It didn’t help that the PC versions of NBA Live 07 and NBA Live 08 were troubled releases, with bugs that severely hindered the overall experience. NBA Live 07 received an official patch, but NBA Live 08 did not, despite sorely needing one. The dissatisfaction with those two releases, coupled with the series going console-only, resulted in many PC basketball gamers developing a dislike for (and aversion to) the brand that still lingers today. For my part, I don’t take the lack of NBA Live on PC personally – at the end of the day, it was a business decision, not an act of spite – but I do share the disappointment, and hope for a return to the platform some day.
1. Virtual Currency in NBA 2K
This was a difficult Top 5 to rank, as gaming communities are not shy about voicing their displeasure, and all of these controversies resulted in basketball gamers being very vocal in their outrage. However, I’m putting Virtual Currency in the top spot, in part because it’s an ongoing issue, but also because it represents a controversial practice that is becoming more and more common in gaming: microtransactions. While the use of the concept in mobile gaming has certainly been criticised, the increased presence of microtransactions in AAA games has really received a lot of scorn.
It isn’t necessary to spend real currency to get Virtual Currency, but it’s much quicker to do so, if you want to level up your MyPLAYER or build up your MyTEAM a lot sooner.
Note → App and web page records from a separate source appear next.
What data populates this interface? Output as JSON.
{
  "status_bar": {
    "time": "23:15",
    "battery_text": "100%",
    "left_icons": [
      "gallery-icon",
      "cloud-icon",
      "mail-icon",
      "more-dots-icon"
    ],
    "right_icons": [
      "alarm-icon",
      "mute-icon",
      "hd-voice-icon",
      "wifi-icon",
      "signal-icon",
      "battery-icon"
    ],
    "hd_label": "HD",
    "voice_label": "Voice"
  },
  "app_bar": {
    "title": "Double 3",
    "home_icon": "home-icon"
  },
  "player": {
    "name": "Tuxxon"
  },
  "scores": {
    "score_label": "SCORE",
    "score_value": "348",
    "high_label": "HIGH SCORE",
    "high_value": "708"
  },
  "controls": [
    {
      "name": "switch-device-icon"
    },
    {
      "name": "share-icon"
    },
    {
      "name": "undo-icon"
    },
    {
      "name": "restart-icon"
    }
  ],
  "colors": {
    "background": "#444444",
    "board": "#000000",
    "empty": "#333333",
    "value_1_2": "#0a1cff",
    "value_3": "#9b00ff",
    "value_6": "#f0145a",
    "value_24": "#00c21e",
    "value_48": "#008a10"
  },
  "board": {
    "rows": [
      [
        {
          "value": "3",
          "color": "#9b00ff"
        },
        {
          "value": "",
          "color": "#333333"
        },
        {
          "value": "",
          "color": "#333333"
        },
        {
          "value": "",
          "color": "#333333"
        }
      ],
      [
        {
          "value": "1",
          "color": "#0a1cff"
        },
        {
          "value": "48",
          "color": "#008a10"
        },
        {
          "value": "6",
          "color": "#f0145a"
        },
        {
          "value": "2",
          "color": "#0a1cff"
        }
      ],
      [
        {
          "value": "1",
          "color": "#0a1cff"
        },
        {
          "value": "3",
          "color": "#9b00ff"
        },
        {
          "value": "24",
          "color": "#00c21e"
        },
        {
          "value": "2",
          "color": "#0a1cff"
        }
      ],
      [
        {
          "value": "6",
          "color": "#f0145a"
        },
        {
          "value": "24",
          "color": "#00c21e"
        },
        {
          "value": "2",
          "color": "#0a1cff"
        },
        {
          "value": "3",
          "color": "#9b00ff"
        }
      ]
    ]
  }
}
A more concerning problem is when server downtime results in a MyCAREER game changing to an offline save, thus resulting in lost VC (and real money, too). This has led to some very angry posts directed towards 2K on social media, and rightfully so. NBA Live also facilitates microtransactions, but there’s been less controversy as their use is restricted to one mode (Ultimate Team). With 2K’s use of VC in multiple modes, avoiding these issues in the future is absolutely vital.
That’s all from me, but what are some of the most controversial issues in basketball video gaming that you can recall? Do any of the issues that I mentioned resonate with you? Sound off in the comments section below, and as always, feel free to take the discussion to the NLSC Forum! Thanks for checking in this week, please join me again next Friday for another Five.